June 18, 2012
Muscat Daily yesterday covered the story of a nine year old Scottish schoolgirl, who thought that her school dinners would make an interesting subject for others, so decided to write about them on her blog ‘NeverSeconds’.
Martha Payne photographed the food and rated it for quality. Her local council banned her from taking pictures of the meals because it was concerned that Martha was misrepresenting the menu options which were on offer, and also that it was upsetting the catering staff who were becoming worried about their jobs.
Millions of people then used the influence of Twitter to support Martha, and children from around the world sent pictures of meals from their schools as comparisons. The local council leader finally decided to withdraw the ban. The NeverSeconds site tells some of this story and has posted a comment that it will be back on-stream with photos from today.
One of the most extraordinary things about this story is that Martha actually wrote many very complimentary comments about her school meals, some even received marks of 10/10, and the blog is well presented and factual. David Payne, Martha’s father, has described the ban as an ‘own goal’. It certainly appears to me that the local council involved need to get some help with their public relations activities.
The other amazing aspect is that her blog has now raised over RO30,000 for a kitchen shelter charity in Malawi. A Mary’s Meals spokesman said, “We are extremely grateful for everything she has done to help us reach some of the hungriest children in the world. It means that enough money has now been raised to build a brand new kitchen shelter and feed all 1,963 pupils there for a whole year.”
The power of Twitter, with around 140mn tweeters now around the world, is immense. Celebrity chefs Jamie Oliver and Nick Nairn had supported Martha’s blog, and with their domestic and international followers, news reached all parts of the globe in minutes. Couple Twitter and Facebook, and the realisation is that nothing can be kept quiet for long.
I have followed the news from and about our part of the world since I arrived in 2006. I have been on Twitter (@nicksmith21c) and Facebook now for a couple of years, and enjoy the ability that particularly Twitter gives me to get breaking news as it happens. Individual blog sites also complement more formal media publications like Muscat Daily.
I have seen reports that there have been a number of arrests in Oman of people using the social media to voice their opinions. Whilst no one in this country wants to see unsuitable or inappropriate comments on such sites, or information being distributed which could harm national security, there is a balance to be struck. Change is taking place here, and in many circumstances people voicing responsible opinions can be healthy – just look at Martha’s story above. Freedom of speech and written comment, within the bounds of human decency and respect, are two of the most fundamental attributes of a civilised world.

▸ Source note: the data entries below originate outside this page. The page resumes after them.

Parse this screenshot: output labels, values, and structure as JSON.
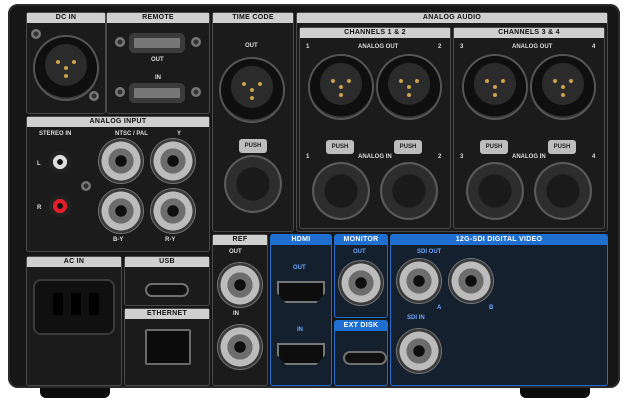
{
  "sections": {
    "dc_in": "DC IN",
    "remote": "REMOTE",
    "remote_out": "OUT",
    "remote_in": "IN",
    "time_code": "TIME CODE",
    "time_code_out": "OUT",
    "analog_audio": "ANALOG AUDIO",
    "channels_12": "CHANNELS 1 & 2",
    "channels_34": "CHANNELS 3 & 4",
    "analog_out": "ANALOG OUT",
    "analog_in": "ANALOG IN",
    "analog_input": "ANALOG INPUT",
    "stereo_in": "STEREO IN",
    "ntsc_pal": "NTSC / PAL",
    "y": "Y",
    "b_y": "B-Y",
    "r_y": "R-Y",
    "L": "L",
    "R": "R",
    "ref": "REF",
    "ref_out": "OUT",
    "ref_in": "IN",
    "hdmi": "HDMI",
    "hdmi_out": "OUT",
    "hdmi_in": "IN",
    "monitor": "MONITOR",
    "monitor_out": "OUT",
    "ext_disk": "EXT DISK",
    "sdi_title": "12G-SDI DIGITAL VIDEO",
    "sdi_out": "SDI OUT",
    "sdi_in": "SDI IN",
    "sdi_a": "A",
    "sdi_b": "B",
    "ac_in": "AC IN",
    "usb": "USB",
    "ethernet": "ETHERNET",
    "push": "PUSH",
    "ch1": "1",
    "ch2": "2",
    "ch3": "3",
    "ch4": "4"
  }
}
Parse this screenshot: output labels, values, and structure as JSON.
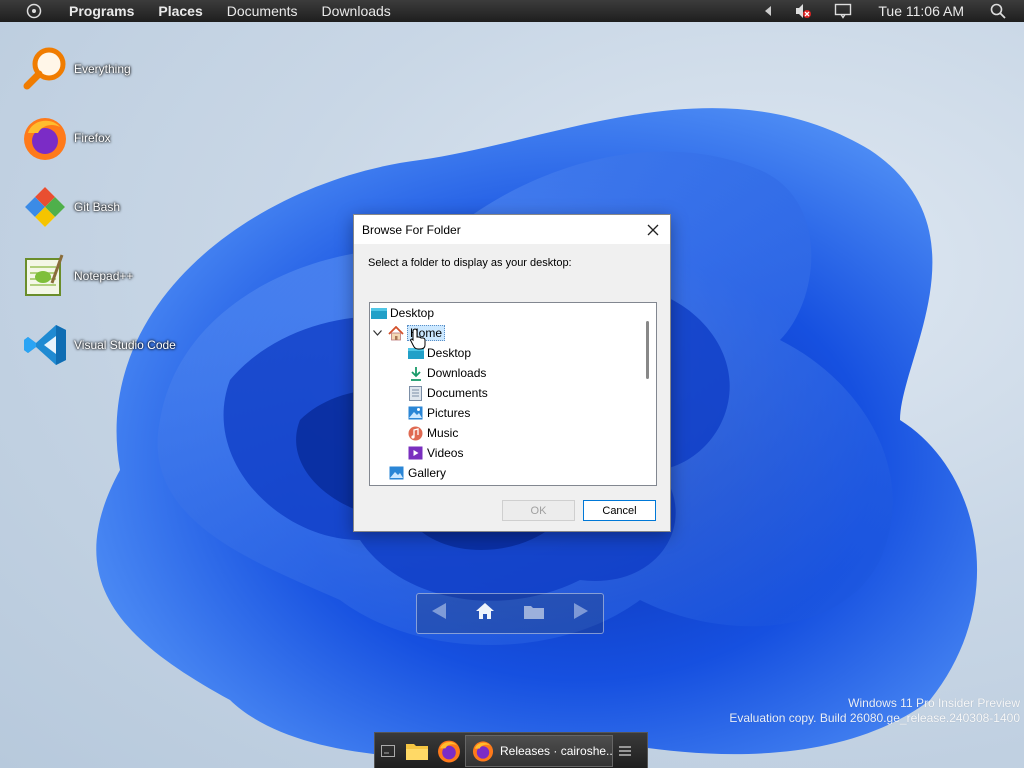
{
  "menubar": {
    "programs": "Programs",
    "places": "Places",
    "documents": "Documents",
    "downloads": "Downloads",
    "clock": "Tue 11:06 AM"
  },
  "desktop_icons": [
    {
      "label": "Everything",
      "icon": "magnifier-icon"
    },
    {
      "label": "Firefox",
      "icon": "firefox-icon"
    },
    {
      "label": "Git Bash",
      "icon": "git-bash-icon"
    },
    {
      "label": "Notepad++",
      "icon": "notepadpp-icon"
    },
    {
      "label": "Visual Studio Code",
      "icon": "vscode-icon"
    }
  ],
  "dialog": {
    "title": "Browse For Folder",
    "instruction": "Select a folder to display as your desktop:",
    "tree": {
      "root": "Desktop",
      "home": "Home",
      "home_children": [
        "Desktop",
        "Downloads",
        "Documents",
        "Pictures",
        "Music",
        "Videos"
      ],
      "gallery": "Gallery"
    },
    "ok_label": "OK",
    "cancel_label": "Cancel"
  },
  "watermark": {
    "line1": "Windows 11 Pro Insider Preview",
    "line2": "Evaluation copy. Build 26080.ge_release.240308-1400"
  },
  "taskbar": {
    "task_label": "Releases · cairoshe..."
  },
  "colors": {
    "menubar": "#2b2b2b",
    "selection": "#cce8ff",
    "accent": "#0078d7",
    "wallpaper_blue": "#1a5fe0"
  }
}
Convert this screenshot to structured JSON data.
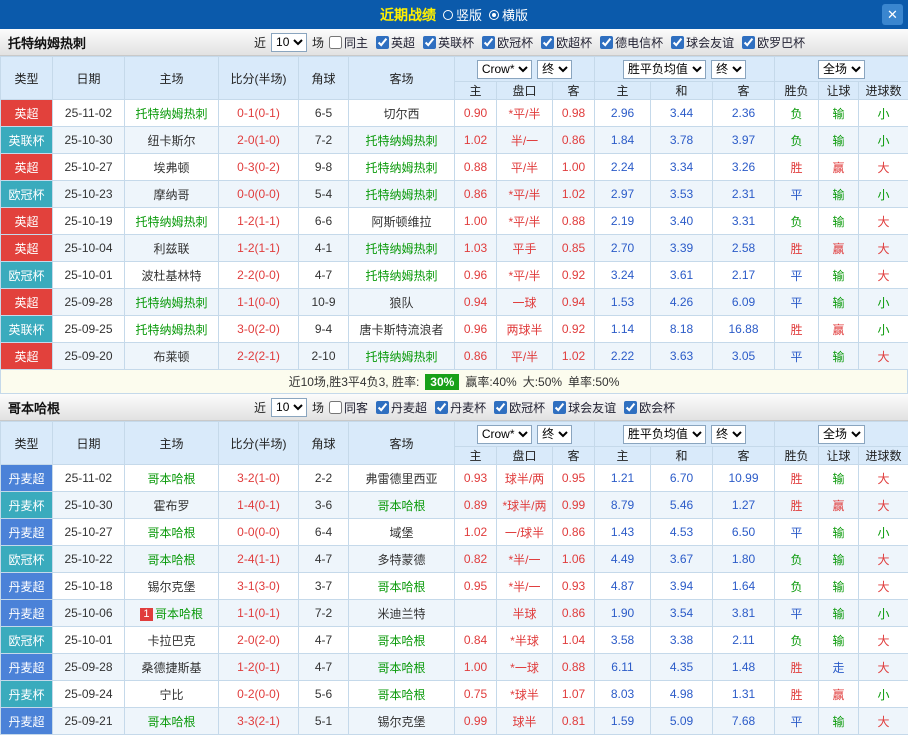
{
  "topbar": {
    "title": "近期战绩",
    "options": [
      {
        "label": "竖版",
        "selected": false
      },
      {
        "label": "横版",
        "selected": true
      }
    ],
    "close_icon": "✕"
  },
  "colors": {
    "topbar_blue": "#0b5aab",
    "title_yellow": "#ffef00",
    "league_red": "#e2413c",
    "league_teal": "#3aabbd",
    "league_blue": "#4b82d8",
    "win_red": "#e03c3c",
    "draw_blue": "#2b5bc8",
    "lose_green": "#0a9a0a",
    "badge_green": "#18a018"
  },
  "sections": [
    {
      "team": "托特纳姆热刺",
      "near_label": "近",
      "near_value": "10",
      "matches_label": "场",
      "filters": [
        {
          "label": "同主",
          "checked": false
        },
        {
          "label": "英超",
          "checked": true
        },
        {
          "label": "英联杯",
          "checked": true
        },
        {
          "label": "欧冠杯",
          "checked": true
        },
        {
          "label": "欧超杯",
          "checked": true
        },
        {
          "label": "德电信杯",
          "checked": true
        },
        {
          "label": "球会友谊",
          "checked": true
        },
        {
          "label": "欧罗巴杯",
          "checked": true
        }
      ],
      "header": {
        "col_type": "类型",
        "col_date": "日期",
        "col_home": "主场",
        "col_score": "比分(半场)",
        "col_corner": "角球",
        "col_away": "客场",
        "dd_company": "Crow*",
        "dd_final_a": "终",
        "dd_avg": "胜平负均值",
        "dd_final_b": "终",
        "dd_scope": "全场",
        "sub": [
          "主",
          "盘口",
          "客",
          "主",
          "和",
          "客",
          "胜负",
          "让球",
          "进球数"
        ]
      },
      "rows": [
        {
          "league": "英超",
          "league_color": "red",
          "date": "25-11-02",
          "home": "托特纳姆热刺",
          "home_self": true,
          "score": "0-1(0-1)",
          "corner": "6-5",
          "away": "切尔西",
          "away_self": false,
          "o_home": "0.90",
          "handicap": "*平/半",
          "o_away": "0.98",
          "e_home": "2.96",
          "e_draw": "3.44",
          "e_away": "2.36",
          "res": "负",
          "res_color": "green",
          "ah": "输",
          "ah_color": "green",
          "ou": "小",
          "ou_color": "green"
        },
        {
          "league": "英联杯",
          "league_color": "teal",
          "date": "25-10-30",
          "home": "纽卡斯尔",
          "home_self": false,
          "score": "2-0(1-0)",
          "corner": "7-2",
          "away": "托特纳姆热刺",
          "away_self": true,
          "o_home": "1.02",
          "handicap": "半/一",
          "o_away": "0.86",
          "e_home": "1.84",
          "e_draw": "3.78",
          "e_away": "3.97",
          "res": "负",
          "res_color": "green",
          "ah": "输",
          "ah_color": "green",
          "ou": "小",
          "ou_color": "green"
        },
        {
          "league": "英超",
          "league_color": "red",
          "date": "25-10-27",
          "home": "埃弗顿",
          "home_self": false,
          "score": "0-3(0-2)",
          "corner": "9-8",
          "away": "托特纳姆热刺",
          "away_self": true,
          "o_home": "0.88",
          "handicap": "平/半",
          "o_away": "1.00",
          "e_home": "2.24",
          "e_draw": "3.34",
          "e_away": "3.26",
          "res": "胜",
          "res_color": "red",
          "ah": "赢",
          "ah_color": "red",
          "ou": "大",
          "ou_color": "red"
        },
        {
          "league": "欧冠杯",
          "league_color": "teal",
          "date": "25-10-23",
          "home": "摩纳哥",
          "home_self": false,
          "score": "0-0(0-0)",
          "corner": "5-4",
          "away": "托特纳姆热刺",
          "away_self": true,
          "o_home": "0.86",
          "handicap": "*平/半",
          "o_away": "1.02",
          "e_home": "2.97",
          "e_draw": "3.53",
          "e_away": "2.31",
          "res": "平",
          "res_color": "blue",
          "ah": "输",
          "ah_color": "green",
          "ou": "小",
          "ou_color": "green"
        },
        {
          "league": "英超",
          "league_color": "red",
          "date": "25-10-19",
          "home": "托特纳姆热刺",
          "home_self": true,
          "score": "1-2(1-1)",
          "corner": "6-6",
          "away": "阿斯顿维拉",
          "away_self": false,
          "o_home": "1.00",
          "handicap": "*平/半",
          "o_away": "0.88",
          "e_home": "2.19",
          "e_draw": "3.40",
          "e_away": "3.31",
          "res": "负",
          "res_color": "green",
          "ah": "输",
          "ah_color": "green",
          "ou": "大",
          "ou_color": "red"
        },
        {
          "league": "英超",
          "league_color": "red",
          "date": "25-10-04",
          "home": "利兹联",
          "home_self": false,
          "score": "1-2(1-1)",
          "corner": "4-1",
          "away": "托特纳姆热刺",
          "away_self": true,
          "o_home": "1.03",
          "handicap": "平手",
          "o_away": "0.85",
          "e_home": "2.70",
          "e_draw": "3.39",
          "e_away": "2.58",
          "res": "胜",
          "res_color": "red",
          "ah": "赢",
          "ah_color": "red",
          "ou": "大",
          "ou_color": "red"
        },
        {
          "league": "欧冠杯",
          "league_color": "teal",
          "date": "25-10-01",
          "home": "波杜基林特",
          "home_self": false,
          "score": "2-2(0-0)",
          "corner": "4-7",
          "away": "托特纳姆热刺",
          "away_self": true,
          "o_home": "0.96",
          "handicap": "*平/半",
          "o_away": "0.92",
          "e_home": "3.24",
          "e_draw": "3.61",
          "e_away": "2.17",
          "res": "平",
          "res_color": "blue",
          "ah": "输",
          "ah_color": "green",
          "ou": "大",
          "ou_color": "red"
        },
        {
          "league": "英超",
          "league_color": "red",
          "date": "25-09-28",
          "home": "托特纳姆热刺",
          "home_self": true,
          "score": "1-1(0-0)",
          "corner": "10-9",
          "away": "狼队",
          "away_self": false,
          "o_home": "0.94",
          "handicap": "一球",
          "o_away": "0.94",
          "e_home": "1.53",
          "e_draw": "4.26",
          "e_away": "6.09",
          "res": "平",
          "res_color": "blue",
          "ah": "输",
          "ah_color": "green",
          "ou": "小",
          "ou_color": "green"
        },
        {
          "league": "英联杯",
          "league_color": "teal",
          "date": "25-09-25",
          "home": "托特纳姆热刺",
          "home_self": true,
          "score": "3-0(2-0)",
          "corner": "9-4",
          "away": "唐卡斯特流浪者",
          "away_self": false,
          "o_home": "0.96",
          "handicap": "两球半",
          "o_away": "0.92",
          "e_home": "1.14",
          "e_draw": "8.18",
          "e_away": "16.88",
          "res": "胜",
          "res_color": "red",
          "ah": "赢",
          "ah_color": "red",
          "ou": "小",
          "ou_color": "green"
        },
        {
          "league": "英超",
          "league_color": "red",
          "date": "25-09-20",
          "home": "布莱顿",
          "home_self": false,
          "score": "2-2(2-1)",
          "corner": "2-10",
          "away": "托特纳姆热刺",
          "away_self": true,
          "o_home": "0.86",
          "handicap": "平/半",
          "o_away": "1.02",
          "e_home": "2.22",
          "e_draw": "3.63",
          "e_away": "3.05",
          "res": "平",
          "res_color": "blue",
          "ah": "输",
          "ah_color": "green",
          "ou": "大",
          "ou_color": "red"
        }
      ],
      "summary": {
        "text": "近10场,胜3平4负3, 胜率:",
        "win_rate": "30%",
        "stats": [
          "赢率:40%",
          "大:50%",
          "单率:50%"
        ]
      }
    },
    {
      "team": "哥本哈根",
      "near_label": "近",
      "near_value": "10",
      "matches_label": "场",
      "filters": [
        {
          "label": "同客",
          "checked": false
        },
        {
          "label": "丹麦超",
          "checked": true
        },
        {
          "label": "丹麦杯",
          "checked": true
        },
        {
          "label": "欧冠杯",
          "checked": true
        },
        {
          "label": "球会友谊",
          "checked": true
        },
        {
          "label": "欧会杯",
          "checked": true
        }
      ],
      "header": {
        "col_type": "类型",
        "col_date": "日期",
        "col_home": "主场",
        "col_score": "比分(半场)",
        "col_corner": "角球",
        "col_away": "客场",
        "dd_company": "Crow*",
        "dd_final_a": "终",
        "dd_avg": "胜平负均值",
        "dd_final_b": "终",
        "dd_scope": "全场",
        "sub": [
          "主",
          "盘口",
          "客",
          "主",
          "和",
          "客",
          "胜负",
          "让球",
          "进球数"
        ]
      },
      "rows": [
        {
          "league": "丹麦超",
          "league_color": "blue",
          "date": "25-11-02",
          "home": "哥本哈根",
          "home_self": true,
          "score": "3-2(1-0)",
          "corner": "2-2",
          "away": "弗雷德里西亚",
          "away_self": false,
          "o_home": "0.93",
          "handicap": "球半/两",
          "o_away": "0.95",
          "e_home": "1.21",
          "e_draw": "6.70",
          "e_away": "10.99",
          "res": "胜",
          "res_color": "red",
          "ah": "输",
          "ah_color": "green",
          "ou": "大",
          "ou_color": "red"
        },
        {
          "league": "丹麦杯",
          "league_color": "teal",
          "date": "25-10-30",
          "home": "霍布罗",
          "home_self": false,
          "score": "1-4(0-1)",
          "corner": "3-6",
          "away": "哥本哈根",
          "away_self": true,
          "o_home": "0.89",
          "handicap": "*球半/两",
          "o_away": "0.99",
          "e_home": "8.79",
          "e_draw": "5.46",
          "e_away": "1.27",
          "res": "胜",
          "res_color": "red",
          "ah": "赢",
          "ah_color": "red",
          "ou": "大",
          "ou_color": "red"
        },
        {
          "league": "丹麦超",
          "league_color": "blue",
          "date": "25-10-27",
          "home": "哥本哈根",
          "home_self": true,
          "score": "0-0(0-0)",
          "corner": "6-4",
          "away": "域堡",
          "away_self": false,
          "o_home": "1.02",
          "handicap": "一/球半",
          "o_away": "0.86",
          "e_home": "1.43",
          "e_draw": "4.53",
          "e_away": "6.50",
          "res": "平",
          "res_color": "blue",
          "ah": "输",
          "ah_color": "green",
          "ou": "小",
          "ou_color": "green"
        },
        {
          "league": "欧冠杯",
          "league_color": "teal",
          "date": "25-10-22",
          "home": "哥本哈根",
          "home_self": true,
          "score": "2-4(1-1)",
          "corner": "4-7",
          "away": "多特蒙德",
          "away_self": false,
          "o_home": "0.82",
          "handicap": "*半/一",
          "o_away": "1.06",
          "e_home": "4.49",
          "e_draw": "3.67",
          "e_away": "1.80",
          "res": "负",
          "res_color": "green",
          "ah": "输",
          "ah_color": "green",
          "ou": "大",
          "ou_color": "red"
        },
        {
          "league": "丹麦超",
          "league_color": "blue",
          "date": "25-10-18",
          "home": "锡尔克堡",
          "home_self": false,
          "score": "3-1(3-0)",
          "corner": "3-7",
          "away": "哥本哈根",
          "away_self": true,
          "o_home": "0.95",
          "handicap": "*半/一",
          "o_away": "0.93",
          "e_home": "4.87",
          "e_draw": "3.94",
          "e_away": "1.64",
          "res": "负",
          "res_color": "green",
          "ah": "输",
          "ah_color": "green",
          "ou": "大",
          "ou_color": "red"
        },
        {
          "league": "丹麦超",
          "league_color": "blue",
          "date": "25-10-06",
          "home": "哥本哈根",
          "home_self": true,
          "home_badge": "1",
          "score": "1-1(0-1)",
          "corner": "7-2",
          "away": "米迪兰特",
          "away_self": false,
          "o_home": "",
          "handicap": "半球",
          "o_away": "0.86",
          "e_home": "1.90",
          "e_draw": "3.54",
          "e_away": "3.81",
          "res": "平",
          "res_color": "blue",
          "ah": "输",
          "ah_color": "green",
          "ou": "小",
          "ou_color": "green"
        },
        {
          "league": "欧冠杯",
          "league_color": "teal",
          "date": "25-10-01",
          "home": "卡拉巴克",
          "home_self": false,
          "score": "2-0(2-0)",
          "corner": "4-7",
          "away": "哥本哈根",
          "away_self": true,
          "o_home": "0.84",
          "handicap": "*半球",
          "o_away": "1.04",
          "e_home": "3.58",
          "e_draw": "3.38",
          "e_away": "2.11",
          "res": "负",
          "res_color": "green",
          "ah": "输",
          "ah_color": "green",
          "ou": "大",
          "ou_color": "red"
        },
        {
          "league": "丹麦超",
          "league_color": "blue",
          "date": "25-09-28",
          "home": "桑德捷斯基",
          "home_self": false,
          "score": "1-2(0-1)",
          "corner": "4-7",
          "away": "哥本哈根",
          "away_self": true,
          "o_home": "1.00",
          "handicap": "*一球",
          "o_away": "0.88",
          "e_home": "6.11",
          "e_draw": "4.35",
          "e_away": "1.48",
          "res": "胜",
          "res_color": "red",
          "ah": "走",
          "ah_color": "blue",
          "ou": "大",
          "ou_color": "red"
        },
        {
          "league": "丹麦杯",
          "league_color": "teal",
          "date": "25-09-24",
          "home": "宁比",
          "home_self": false,
          "score": "0-2(0-0)",
          "corner": "5-6",
          "away": "哥本哈根",
          "away_self": true,
          "o_home": "0.75",
          "handicap": "*球半",
          "o_away": "1.07",
          "e_home": "8.03",
          "e_draw": "4.98",
          "e_away": "1.31",
          "res": "胜",
          "res_color": "red",
          "ah": "赢",
          "ah_color": "red",
          "ou": "小",
          "ou_color": "green"
        },
        {
          "league": "丹麦超",
          "league_color": "blue",
          "date": "25-09-21",
          "home": "哥本哈根",
          "home_self": true,
          "score": "3-3(2-1)",
          "corner": "5-1",
          "away": "锡尔克堡",
          "away_self": false,
          "o_home": "0.99",
          "handicap": "球半",
          "o_away": "0.81",
          "e_home": "1.59",
          "e_draw": "5.09",
          "e_away": "7.68",
          "res": "平",
          "res_color": "blue",
          "ah": "输",
          "ah_color": "green",
          "ou": "大",
          "ou_color": "red"
        }
      ],
      "summary": null
    }
  ]
}
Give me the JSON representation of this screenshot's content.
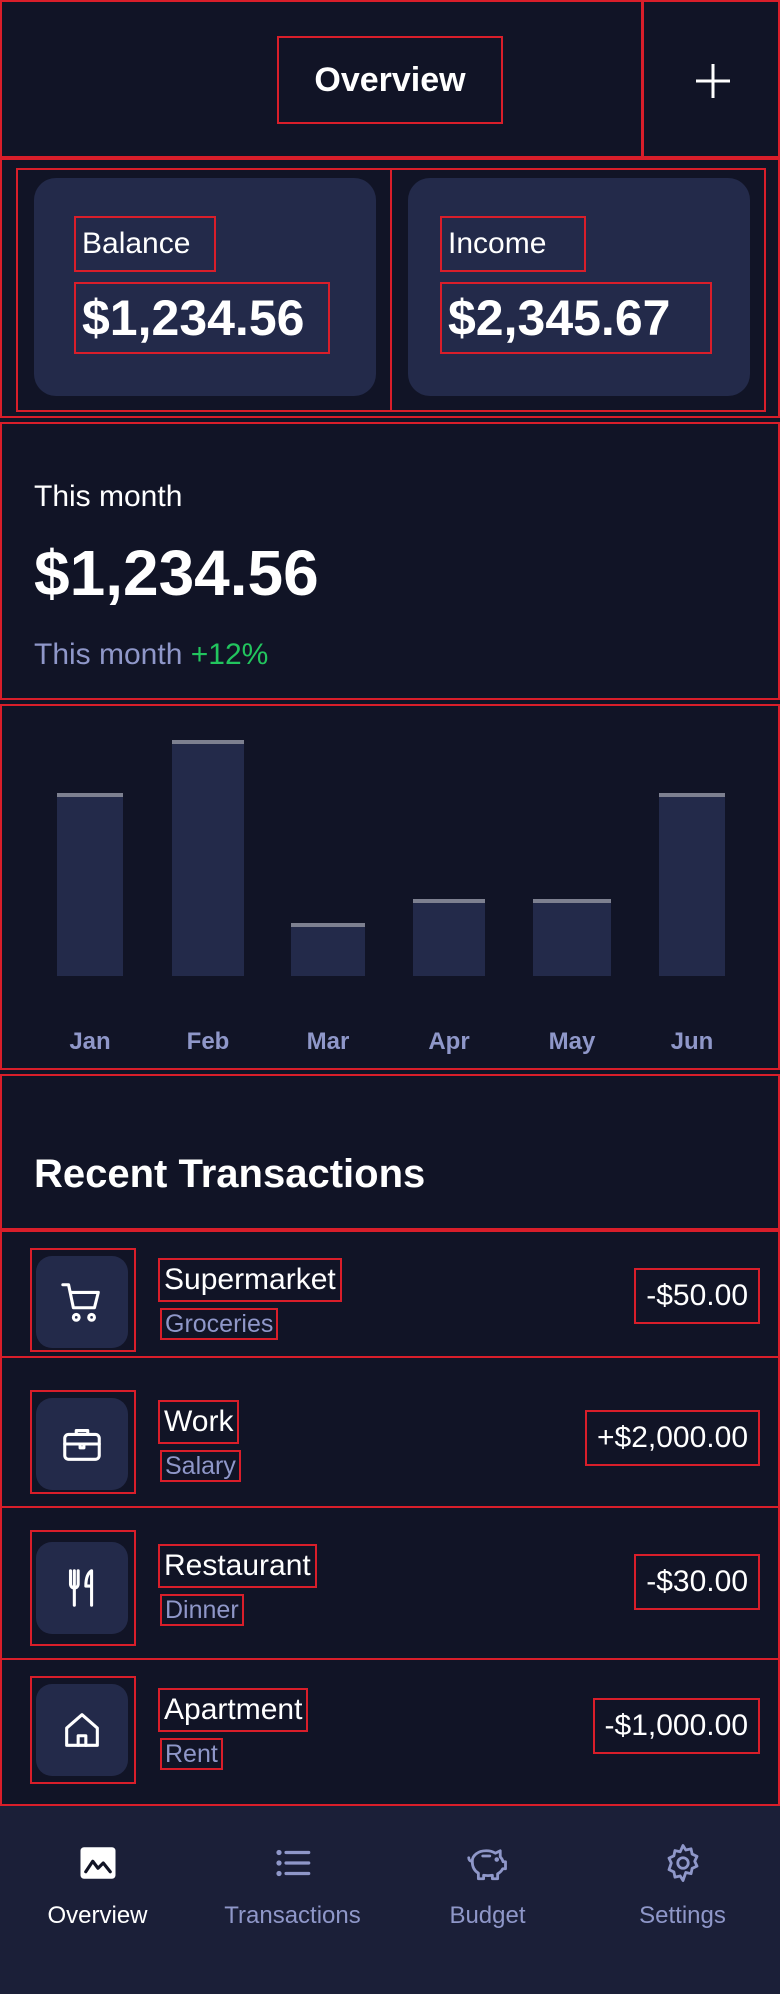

I hope that the proper, well thought out and valuable views of citizens in our society can be heard, to help to take Oman forward in the years to come.
Nick lives and works in Muscat and the views expressed in this column are entirely his own. You can e-mail Nick at email@example.com